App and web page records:
·····
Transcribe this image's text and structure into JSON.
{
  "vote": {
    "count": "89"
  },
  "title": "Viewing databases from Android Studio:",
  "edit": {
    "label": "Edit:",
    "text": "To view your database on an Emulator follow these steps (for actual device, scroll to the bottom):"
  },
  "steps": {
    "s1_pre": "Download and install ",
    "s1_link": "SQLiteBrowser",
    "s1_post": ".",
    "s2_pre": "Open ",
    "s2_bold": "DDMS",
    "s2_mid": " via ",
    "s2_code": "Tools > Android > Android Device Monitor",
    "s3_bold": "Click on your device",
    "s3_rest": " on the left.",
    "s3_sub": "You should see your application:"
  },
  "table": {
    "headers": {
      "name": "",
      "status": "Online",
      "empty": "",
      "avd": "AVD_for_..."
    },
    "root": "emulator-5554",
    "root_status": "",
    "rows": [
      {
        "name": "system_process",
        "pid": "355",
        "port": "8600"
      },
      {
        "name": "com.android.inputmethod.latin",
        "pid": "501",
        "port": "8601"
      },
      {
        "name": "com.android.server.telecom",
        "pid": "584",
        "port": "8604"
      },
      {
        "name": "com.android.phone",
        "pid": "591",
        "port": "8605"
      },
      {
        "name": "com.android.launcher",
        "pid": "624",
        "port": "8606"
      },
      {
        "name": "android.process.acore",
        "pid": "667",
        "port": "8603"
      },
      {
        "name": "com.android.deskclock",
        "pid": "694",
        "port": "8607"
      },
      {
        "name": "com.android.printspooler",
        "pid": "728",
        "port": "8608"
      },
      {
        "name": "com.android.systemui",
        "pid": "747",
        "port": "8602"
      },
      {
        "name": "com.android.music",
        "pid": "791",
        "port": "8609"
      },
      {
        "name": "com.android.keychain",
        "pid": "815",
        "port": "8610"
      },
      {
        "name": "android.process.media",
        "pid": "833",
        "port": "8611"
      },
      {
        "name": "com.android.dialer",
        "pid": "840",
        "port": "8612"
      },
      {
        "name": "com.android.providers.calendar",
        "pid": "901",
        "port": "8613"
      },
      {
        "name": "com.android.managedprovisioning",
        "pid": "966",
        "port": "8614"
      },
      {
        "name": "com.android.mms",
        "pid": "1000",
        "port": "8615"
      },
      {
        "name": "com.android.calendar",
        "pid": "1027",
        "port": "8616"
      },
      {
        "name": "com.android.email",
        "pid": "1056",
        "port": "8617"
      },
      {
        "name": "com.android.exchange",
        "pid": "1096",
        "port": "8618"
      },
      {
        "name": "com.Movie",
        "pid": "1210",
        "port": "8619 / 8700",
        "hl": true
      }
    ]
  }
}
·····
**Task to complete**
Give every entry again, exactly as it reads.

**Answer for this exercise**
Transcribe this image's text and structure into JSON.
{
  "vote": {
    "count": "89"
  },
  "title": "Viewing databases from Android Studio:",
  "edit": {
    "label": "Edit:",
    "text": "To view your database on an Emulator follow these steps (for actual device, scroll to the bottom):"
  },
  "steps": {
    "s1_pre": "Download and install ",
    "s1_link": "SQLiteBrowser",
    "s1_post": ".",
    "s2_pre": "Open ",
    "s2_bold": "DDMS",
    "s2_mid": " via ",
    "s2_code": "Tools > Android > Android Device Monitor",
    "s3_bold": "Click on your device",
    "s3_rest": " on the left.",
    "s3_sub": "You should see your application:"
  },
  "table": {
    "headers": {
      "name": "",
      "status": "Online",
      "empty": "",
      "avd": "AVD_for_..."
    },
    "root": "emulator-5554",
    "root_status": "",
    "rows": [
      {
        "name": "system_process",
        "pid": "355",
        "port": "8600"
      },
      {
        "name": "com.android.inputmethod.latin",
        "pid": "501",
        "port": "8601"
      },
      {
        "name": "com.android.server.telecom",
        "pid": "584",
        "port": "8604"
      },
      {
        "name": "com.android.phone",
        "pid": "591",
        "port": "8605"
      },
      {
        "name": "com.android.launcher",
        "pid": "624",
        "port": "8606"
      },
      {
        "name": "android.process.acore",
        "pid": "667",
        "port": "8603"
      },
      {
        "name": "com.android.deskclock",
        "pid": "694",
        "port": "8607"
      },
      {
        "name": "com.android.printspooler",
        "pid": "728",
        "port": "8608"
      },
      {
        "name": "com.android.systemui",
        "pid": "747",
        "port": "8602"
      },
      {
        "name": "com.android.music",
        "pid": "791",
        "port": "8609"
      },
      {
        "name": "com.android.keychain",
        "pid": "815",
        "port": "8610"
      },
      {
        "name": "android.process.media",
        "pid": "833",
        "port": "8611"
      },
      {
        "name": "com.android.dialer",
        "pid": "840",
        "port": "8612"
      },
      {
        "name": "com.android.providers.calendar",
        "pid": "901",
        "port": "8613"
      },
      {
        "name": "com.android.managedprovisioning",
        "pid": "966",
        "port": "8614"
      },
      {
        "name": "com.android.mms",
        "pid": "1000",
        "port": "8615"
      },
      {
        "name": "com.android.calendar",
        "pid": "1027",
        "port": "8616"
      },
      {
        "name": "com.android.email",
        "pid": "1056",
        "port": "8617"
      },
      {
        "name": "com.android.exchange",
        "pid": "1096",
        "port": "8618"
      },
      {
        "name": "com.Movie",
        "pid": "1210",
        "port": "8619 / 8700",
        "hl": true
      }
    ]
  }
}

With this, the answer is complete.